From The Prout Research Institute Service-learning Toolkit
1. Sparking Ideas & Meeting Needs
Issues Wall: Students post newspaper articles, graphics, drawings, essays and internet searches on a wall in the classroom about passionate issues. Then they discuss priority areas to develop a project.
Teach-in: Students identify community partners and local experts to offer dialogues and presentations across the campus on priority issues. Students meet together in setting goals for a service-learning process.
A bus tour allows you to see alley ways that need clean-up; rivers that need reforestation; areas of dilapidated buildings; as well as inspiring sites such as a great community center, an organic farm, a great sports facility, etc.
3. Addressing Academic & Other Competencies
4. Partner Collaboration
Portfolios: Each student in collaboration with the teacher compiles a portfolio that may contain:
1. Journal writing reflecting on all aspects of the project.
2. Planning notes and charts
3. Photographs of projects
4. Letters from those served
5. Research notes or print-outs
6. Evaluations and Observations
7. Final Presentations
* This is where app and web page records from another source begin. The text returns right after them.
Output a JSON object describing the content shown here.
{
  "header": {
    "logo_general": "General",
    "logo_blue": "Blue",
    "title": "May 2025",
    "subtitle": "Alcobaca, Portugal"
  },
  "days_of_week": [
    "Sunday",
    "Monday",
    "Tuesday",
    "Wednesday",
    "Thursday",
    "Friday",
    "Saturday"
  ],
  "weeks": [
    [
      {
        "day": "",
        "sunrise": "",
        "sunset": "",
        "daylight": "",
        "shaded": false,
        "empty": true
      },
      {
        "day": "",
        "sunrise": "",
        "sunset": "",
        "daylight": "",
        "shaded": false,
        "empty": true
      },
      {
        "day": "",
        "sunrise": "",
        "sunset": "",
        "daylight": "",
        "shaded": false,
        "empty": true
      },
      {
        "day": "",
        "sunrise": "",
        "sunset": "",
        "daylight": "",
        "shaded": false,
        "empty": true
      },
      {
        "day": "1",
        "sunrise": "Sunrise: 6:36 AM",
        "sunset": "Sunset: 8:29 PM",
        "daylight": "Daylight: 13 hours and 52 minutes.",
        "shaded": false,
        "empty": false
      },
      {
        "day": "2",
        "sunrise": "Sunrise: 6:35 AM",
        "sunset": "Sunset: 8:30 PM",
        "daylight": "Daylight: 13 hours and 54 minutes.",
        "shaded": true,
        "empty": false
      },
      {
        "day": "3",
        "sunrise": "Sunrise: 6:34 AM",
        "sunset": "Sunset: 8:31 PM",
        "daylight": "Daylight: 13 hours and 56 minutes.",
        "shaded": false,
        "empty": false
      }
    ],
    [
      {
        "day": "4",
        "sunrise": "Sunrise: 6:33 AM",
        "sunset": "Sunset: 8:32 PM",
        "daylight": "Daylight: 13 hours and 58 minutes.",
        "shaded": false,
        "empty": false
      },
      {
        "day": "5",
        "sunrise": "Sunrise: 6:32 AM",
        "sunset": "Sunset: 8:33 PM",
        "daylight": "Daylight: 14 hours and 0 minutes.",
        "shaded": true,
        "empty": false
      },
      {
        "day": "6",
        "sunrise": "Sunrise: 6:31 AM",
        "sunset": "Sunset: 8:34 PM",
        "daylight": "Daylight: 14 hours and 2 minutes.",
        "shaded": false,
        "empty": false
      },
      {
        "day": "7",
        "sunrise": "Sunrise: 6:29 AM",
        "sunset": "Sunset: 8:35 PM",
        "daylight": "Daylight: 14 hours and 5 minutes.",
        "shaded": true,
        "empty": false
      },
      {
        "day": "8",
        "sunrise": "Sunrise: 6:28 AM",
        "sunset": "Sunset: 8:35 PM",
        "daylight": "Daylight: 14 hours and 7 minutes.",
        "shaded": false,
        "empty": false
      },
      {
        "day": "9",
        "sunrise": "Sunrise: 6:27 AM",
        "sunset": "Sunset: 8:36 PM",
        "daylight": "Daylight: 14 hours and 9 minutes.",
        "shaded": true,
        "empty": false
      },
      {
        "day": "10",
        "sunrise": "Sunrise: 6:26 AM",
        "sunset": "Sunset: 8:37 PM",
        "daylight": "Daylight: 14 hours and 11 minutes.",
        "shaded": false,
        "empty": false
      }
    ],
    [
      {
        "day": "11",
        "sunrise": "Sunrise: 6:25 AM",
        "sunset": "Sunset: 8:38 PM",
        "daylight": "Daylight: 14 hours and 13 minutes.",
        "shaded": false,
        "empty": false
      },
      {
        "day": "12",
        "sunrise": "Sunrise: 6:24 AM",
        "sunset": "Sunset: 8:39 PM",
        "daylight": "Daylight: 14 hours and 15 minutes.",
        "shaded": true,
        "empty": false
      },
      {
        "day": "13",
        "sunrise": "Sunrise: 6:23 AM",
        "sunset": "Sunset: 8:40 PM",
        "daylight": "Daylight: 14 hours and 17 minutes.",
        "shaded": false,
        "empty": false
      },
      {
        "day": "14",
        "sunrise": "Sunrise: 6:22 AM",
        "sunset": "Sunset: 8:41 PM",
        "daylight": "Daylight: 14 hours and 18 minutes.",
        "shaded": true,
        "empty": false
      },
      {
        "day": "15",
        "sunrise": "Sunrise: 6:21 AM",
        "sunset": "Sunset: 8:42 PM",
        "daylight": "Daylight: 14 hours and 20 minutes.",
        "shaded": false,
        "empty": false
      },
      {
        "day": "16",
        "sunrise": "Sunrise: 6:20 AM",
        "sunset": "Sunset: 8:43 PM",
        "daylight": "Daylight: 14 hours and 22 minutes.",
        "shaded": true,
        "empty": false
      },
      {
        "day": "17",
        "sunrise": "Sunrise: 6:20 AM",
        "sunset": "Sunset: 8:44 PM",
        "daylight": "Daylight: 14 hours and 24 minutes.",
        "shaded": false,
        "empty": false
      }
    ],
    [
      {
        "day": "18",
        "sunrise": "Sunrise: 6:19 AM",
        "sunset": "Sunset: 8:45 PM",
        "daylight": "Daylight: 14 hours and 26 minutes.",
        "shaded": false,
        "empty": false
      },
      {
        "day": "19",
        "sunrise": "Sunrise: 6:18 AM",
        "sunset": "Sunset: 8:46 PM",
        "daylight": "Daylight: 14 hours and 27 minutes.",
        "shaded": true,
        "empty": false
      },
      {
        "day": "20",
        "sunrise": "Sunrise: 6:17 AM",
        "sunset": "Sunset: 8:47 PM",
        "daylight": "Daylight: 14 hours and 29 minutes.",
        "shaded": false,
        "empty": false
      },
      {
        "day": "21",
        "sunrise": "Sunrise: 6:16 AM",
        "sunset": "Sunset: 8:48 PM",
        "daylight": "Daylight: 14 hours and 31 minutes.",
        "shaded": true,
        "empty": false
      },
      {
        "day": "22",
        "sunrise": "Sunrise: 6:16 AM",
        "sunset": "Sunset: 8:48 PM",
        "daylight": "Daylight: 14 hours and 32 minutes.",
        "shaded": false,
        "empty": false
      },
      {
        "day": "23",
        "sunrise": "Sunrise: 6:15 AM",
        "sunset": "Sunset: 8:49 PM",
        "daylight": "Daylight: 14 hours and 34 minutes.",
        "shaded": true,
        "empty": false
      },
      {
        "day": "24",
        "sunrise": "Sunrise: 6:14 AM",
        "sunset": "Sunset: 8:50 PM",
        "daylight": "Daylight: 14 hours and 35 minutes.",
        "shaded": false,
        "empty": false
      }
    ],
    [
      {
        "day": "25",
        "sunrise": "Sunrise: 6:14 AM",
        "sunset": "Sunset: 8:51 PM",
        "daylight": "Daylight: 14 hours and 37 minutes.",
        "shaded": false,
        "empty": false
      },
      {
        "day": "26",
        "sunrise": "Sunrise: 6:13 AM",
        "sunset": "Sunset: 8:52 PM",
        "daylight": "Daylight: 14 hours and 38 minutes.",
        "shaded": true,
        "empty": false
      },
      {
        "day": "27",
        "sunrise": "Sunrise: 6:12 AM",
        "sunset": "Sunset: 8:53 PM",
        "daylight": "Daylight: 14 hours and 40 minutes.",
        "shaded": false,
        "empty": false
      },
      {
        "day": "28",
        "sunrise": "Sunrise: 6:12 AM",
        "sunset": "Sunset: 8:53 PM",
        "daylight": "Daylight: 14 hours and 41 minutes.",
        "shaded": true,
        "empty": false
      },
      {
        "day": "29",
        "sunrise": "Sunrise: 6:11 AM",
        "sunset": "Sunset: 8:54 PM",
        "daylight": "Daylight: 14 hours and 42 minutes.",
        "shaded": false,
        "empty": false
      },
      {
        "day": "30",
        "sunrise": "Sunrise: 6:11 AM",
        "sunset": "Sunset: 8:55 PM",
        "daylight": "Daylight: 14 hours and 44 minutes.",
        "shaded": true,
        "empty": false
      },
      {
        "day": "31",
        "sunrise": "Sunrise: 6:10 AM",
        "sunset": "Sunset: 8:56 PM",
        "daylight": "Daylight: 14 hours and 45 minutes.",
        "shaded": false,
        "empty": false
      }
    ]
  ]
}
Partner Informed Process:
1. Observations of teamwork, problem solving and critical thinking skills
2. Feedback from clients and co-workers
3. Evaluation of project from the point of view of partner
5. Reflection in Service-Learning.
Reflection can occur through free form writing for students who learn best without structure or directed writing with prompts and questions about the service-learning experience for students who thrive with structure. Students reflect in groups along with teacher and partner groups or can paint murals, dance or develop a drama.
I learned what it meant to look at an issue and break it down, to see the inter-connectedness and the complexity of an issue such as homelessness, to brainstorm and initiate strategies that addressed root causes and to avoid slapping a “Band-Aid” on symptoms. – College Student
6. The stages of civic engagement & social justice about toxic waste
- Students used their science skills to investigate toxic waste at a public dump.
- Students surveyed the community to understand the impact of the site on human health.
- Students developed a presentation on their findings to the local community and the city council.
- The city council agreed to investigate the site.
- The increased awareness of the project in the community led to protests to close down the site.
- Student presentations led to a study of the correlation between lower income sites and the larger issue of toxic waste, lack of tree cover, park space, and open space across communities.
7. Evaluation: Student Service-Learning Survey
Questions will help students think about their service learning experience, and if it made a difference in their life and in the lives of others. So it assists planning for the next service-learning project and convinces supporters of the benefits.
Students, please circle the most accurate response.
4= Very much 3=Some 2=not much 1=Not at all
1. I provided a needed service to the community.
1 2 3 4
2. Now I think and care more about other people.
1 2 3 4
3. I got to know the underlying causes and problems behind the issue that we addressed.
1 2 3 4
4. I feel more positive about others.
1 2 3 4
5. My writing and reading skills improved in the process.
1 2 3 4
6. I know how to work with and help people who are different from me.
1 2 3 4
8. Celebration and Presentation
- Presentations & Celebrations are a demonstration of what was learned in the service-learning project. They may include reflections, photos of the project, letters from program participants, or digital films.
- Presentations & Celebrations may represent advocacy for a needed civic engagement project and can be held in a public place, or presented at a local city council meeting or at a conference. They may also be combined with a community festival.